### Entries from a dataset of interfaces:
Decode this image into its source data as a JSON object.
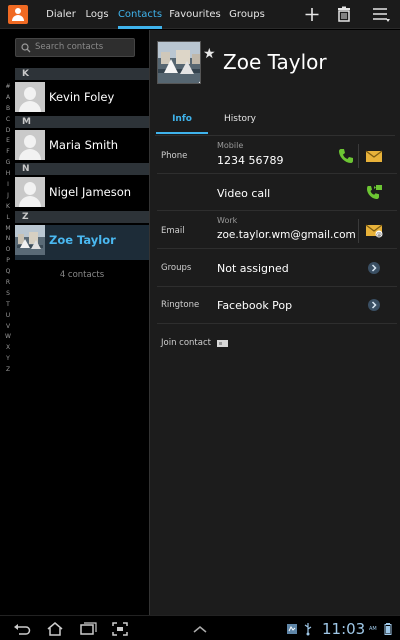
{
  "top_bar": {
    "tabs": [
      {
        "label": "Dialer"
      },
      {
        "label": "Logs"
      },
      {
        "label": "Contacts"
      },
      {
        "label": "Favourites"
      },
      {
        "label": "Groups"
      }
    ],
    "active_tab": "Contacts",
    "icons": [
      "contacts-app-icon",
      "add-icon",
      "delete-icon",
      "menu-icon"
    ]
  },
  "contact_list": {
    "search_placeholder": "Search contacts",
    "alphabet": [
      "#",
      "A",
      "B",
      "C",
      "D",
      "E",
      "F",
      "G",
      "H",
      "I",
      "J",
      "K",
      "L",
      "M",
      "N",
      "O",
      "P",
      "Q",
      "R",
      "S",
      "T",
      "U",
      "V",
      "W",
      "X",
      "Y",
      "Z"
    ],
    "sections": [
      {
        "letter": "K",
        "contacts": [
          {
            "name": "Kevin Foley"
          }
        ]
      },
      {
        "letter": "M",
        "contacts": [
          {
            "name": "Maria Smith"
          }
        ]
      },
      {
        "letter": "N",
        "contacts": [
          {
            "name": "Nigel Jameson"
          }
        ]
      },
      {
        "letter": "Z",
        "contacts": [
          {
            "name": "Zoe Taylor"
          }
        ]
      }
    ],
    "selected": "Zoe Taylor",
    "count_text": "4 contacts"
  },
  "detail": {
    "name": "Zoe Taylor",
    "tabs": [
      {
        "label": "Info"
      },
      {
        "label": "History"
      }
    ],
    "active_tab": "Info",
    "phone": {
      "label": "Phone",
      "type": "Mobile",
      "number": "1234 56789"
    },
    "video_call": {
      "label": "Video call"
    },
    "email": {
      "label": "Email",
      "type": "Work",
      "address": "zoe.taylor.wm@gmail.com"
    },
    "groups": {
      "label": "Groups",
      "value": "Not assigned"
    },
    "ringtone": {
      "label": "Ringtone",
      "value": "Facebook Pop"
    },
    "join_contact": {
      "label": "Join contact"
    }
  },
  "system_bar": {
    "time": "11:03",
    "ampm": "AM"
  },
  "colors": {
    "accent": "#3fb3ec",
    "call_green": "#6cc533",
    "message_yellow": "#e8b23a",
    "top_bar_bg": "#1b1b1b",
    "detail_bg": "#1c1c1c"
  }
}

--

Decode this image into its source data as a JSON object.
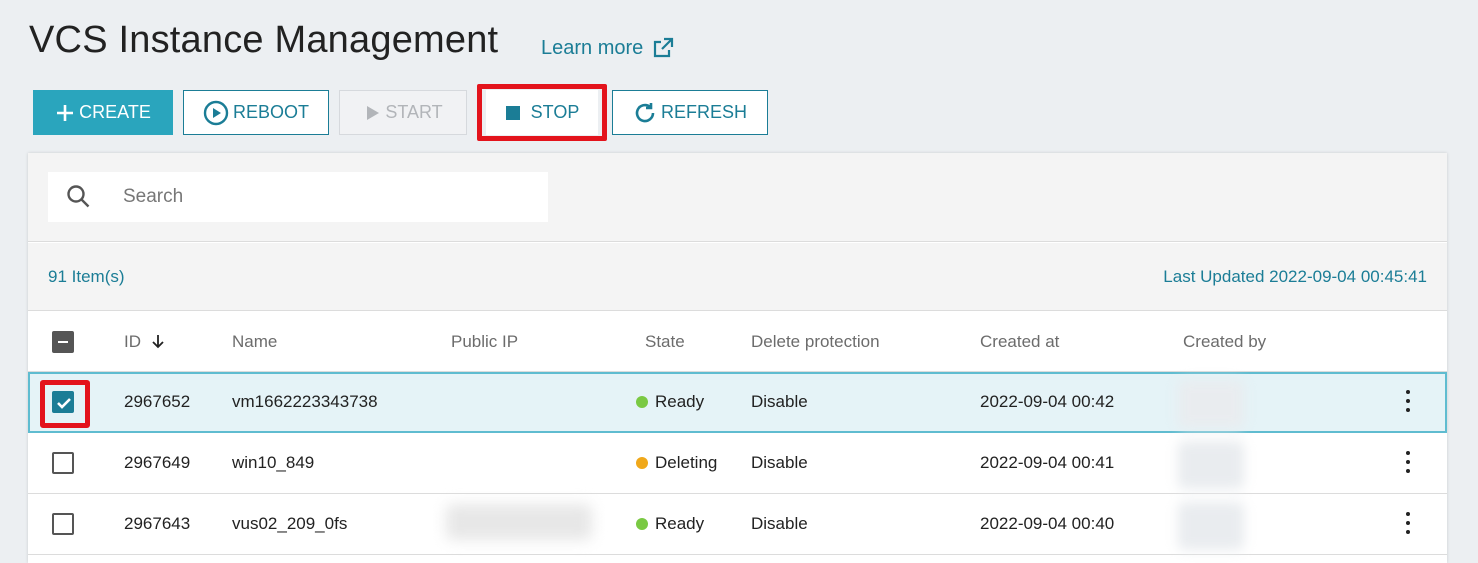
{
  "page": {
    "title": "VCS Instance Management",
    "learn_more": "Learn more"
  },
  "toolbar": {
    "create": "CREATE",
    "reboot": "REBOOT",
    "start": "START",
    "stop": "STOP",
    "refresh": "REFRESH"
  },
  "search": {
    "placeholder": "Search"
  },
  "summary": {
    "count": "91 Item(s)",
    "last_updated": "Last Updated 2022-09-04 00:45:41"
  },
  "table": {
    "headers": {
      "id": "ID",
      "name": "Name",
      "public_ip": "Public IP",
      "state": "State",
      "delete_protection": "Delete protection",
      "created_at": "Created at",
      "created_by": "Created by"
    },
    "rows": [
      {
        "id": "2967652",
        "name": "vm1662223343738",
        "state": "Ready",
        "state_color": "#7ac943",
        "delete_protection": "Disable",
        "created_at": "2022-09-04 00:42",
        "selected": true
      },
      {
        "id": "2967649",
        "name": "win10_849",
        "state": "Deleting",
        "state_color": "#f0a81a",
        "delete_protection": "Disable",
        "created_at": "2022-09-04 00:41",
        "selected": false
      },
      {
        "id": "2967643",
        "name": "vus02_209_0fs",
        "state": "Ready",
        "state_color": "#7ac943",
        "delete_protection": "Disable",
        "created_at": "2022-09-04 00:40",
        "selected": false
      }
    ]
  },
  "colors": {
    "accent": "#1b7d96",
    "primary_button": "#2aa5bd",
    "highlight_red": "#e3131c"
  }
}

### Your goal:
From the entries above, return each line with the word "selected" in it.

### Reply to the task:
    "selected": "Zoe Taylor",
        "selected": true
        "selected": false
        "selected": false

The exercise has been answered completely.